      Bare minimum prep, for me, would be bookkeeping the experience awards from the last Session, a short email to the Players about the next Session to confirm times, etc. and a Session outline.

      How long do I prep for the next Session? Focusing just on the notes for the forthcoming game, I would estimate about two to three hours. This is scattered over several days, so might be a little more, but then again, perhaps not.

      I have not thought about this in detail, in terms of a precise breakdown of time. Thus, I am quite looking forward to writing the blog post and learning a little more about exactly how I work. Hopefully, there will be something to learn from the experience, and I can improve another increment as a GM.

      So, many thanks for the question, and I hope that you can accept the delay in replying, as the result is going to be a more exhaustive answer.

      All the best
      Phil

  2. Absolutely- we did a podcast on the topic of what we actually did for prep a little while back and that got me organizing my thoughts and really timing what I actually do. I don’t know if you’d find it useful- but it does offer a sense of how much time four different GMs spend doing that kind of work- and how that varies from time to time. (link http://www.playontarget.com/campaign-prep-5/). I look forward to seeing your reply. I may have to bounce of of that for a post.

    • Phil on March 23, 2014 at 8:32 pm
      Author
    • Reply

    Hi Edige23,

    Thank you for the link to the podcast.
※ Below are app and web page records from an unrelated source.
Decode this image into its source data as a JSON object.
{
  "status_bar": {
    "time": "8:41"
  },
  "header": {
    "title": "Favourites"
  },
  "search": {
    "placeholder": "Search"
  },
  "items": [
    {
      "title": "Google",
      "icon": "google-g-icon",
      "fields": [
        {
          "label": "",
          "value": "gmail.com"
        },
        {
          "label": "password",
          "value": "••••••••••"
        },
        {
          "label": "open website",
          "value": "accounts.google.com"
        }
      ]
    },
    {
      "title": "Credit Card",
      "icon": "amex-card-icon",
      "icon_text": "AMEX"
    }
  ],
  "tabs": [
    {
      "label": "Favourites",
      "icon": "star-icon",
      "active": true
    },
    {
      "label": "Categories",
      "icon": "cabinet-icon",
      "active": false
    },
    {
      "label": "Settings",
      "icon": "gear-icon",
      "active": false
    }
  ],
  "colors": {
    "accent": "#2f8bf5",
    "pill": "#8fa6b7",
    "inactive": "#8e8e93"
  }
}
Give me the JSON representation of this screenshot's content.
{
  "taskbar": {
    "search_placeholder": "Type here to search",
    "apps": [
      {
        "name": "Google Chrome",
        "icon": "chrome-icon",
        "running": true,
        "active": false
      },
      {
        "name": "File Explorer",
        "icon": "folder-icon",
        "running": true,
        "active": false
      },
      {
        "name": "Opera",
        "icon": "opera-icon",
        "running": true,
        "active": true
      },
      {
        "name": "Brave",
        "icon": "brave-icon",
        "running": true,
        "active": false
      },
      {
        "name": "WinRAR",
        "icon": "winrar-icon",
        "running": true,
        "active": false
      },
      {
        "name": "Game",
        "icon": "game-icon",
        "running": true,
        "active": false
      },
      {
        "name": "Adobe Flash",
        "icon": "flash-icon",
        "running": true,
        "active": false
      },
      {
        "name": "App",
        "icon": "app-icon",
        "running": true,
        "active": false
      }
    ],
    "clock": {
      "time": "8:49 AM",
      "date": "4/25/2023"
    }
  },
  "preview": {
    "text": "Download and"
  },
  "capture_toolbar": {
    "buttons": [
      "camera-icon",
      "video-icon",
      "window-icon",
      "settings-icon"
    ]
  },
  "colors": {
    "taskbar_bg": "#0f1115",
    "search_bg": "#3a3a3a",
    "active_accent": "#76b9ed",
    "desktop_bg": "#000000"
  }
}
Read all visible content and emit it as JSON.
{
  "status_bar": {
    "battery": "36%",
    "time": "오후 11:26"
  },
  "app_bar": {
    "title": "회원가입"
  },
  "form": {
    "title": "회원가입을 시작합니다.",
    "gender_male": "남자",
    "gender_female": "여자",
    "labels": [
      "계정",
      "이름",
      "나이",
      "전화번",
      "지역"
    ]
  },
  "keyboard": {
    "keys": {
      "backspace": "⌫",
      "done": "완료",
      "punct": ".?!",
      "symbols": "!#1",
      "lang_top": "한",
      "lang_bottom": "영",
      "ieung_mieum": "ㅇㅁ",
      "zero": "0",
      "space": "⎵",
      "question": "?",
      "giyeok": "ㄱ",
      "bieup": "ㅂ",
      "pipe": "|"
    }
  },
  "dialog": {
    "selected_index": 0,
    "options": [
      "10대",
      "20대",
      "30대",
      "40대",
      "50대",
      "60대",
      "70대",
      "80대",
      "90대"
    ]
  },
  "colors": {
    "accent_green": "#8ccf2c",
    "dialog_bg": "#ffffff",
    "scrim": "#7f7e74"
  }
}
I have downloaded it, but I will wait to listen to it until after I have written the first draft of my post to prevent my stealing ideas from what you say.

    This is a very interesting topic, to note exactly how much time it takes us to prepare for a weekly Session.

    I look forward to seeing where this post is going to take me.

    Many thanks
    Phil

    • Phil on April 2, 2014 at 5:00 pm
      Author
    • Reply

    Hi Edige23

    That is a very fine podcast from the Play on Target team. Thank you for sending that my way. I greatly enjoyed it, and I shall be downloading more episodes.

    All the best
    Phil

  1. […] Lost Time: juggling a GM’s schedule […]

Leave a Reply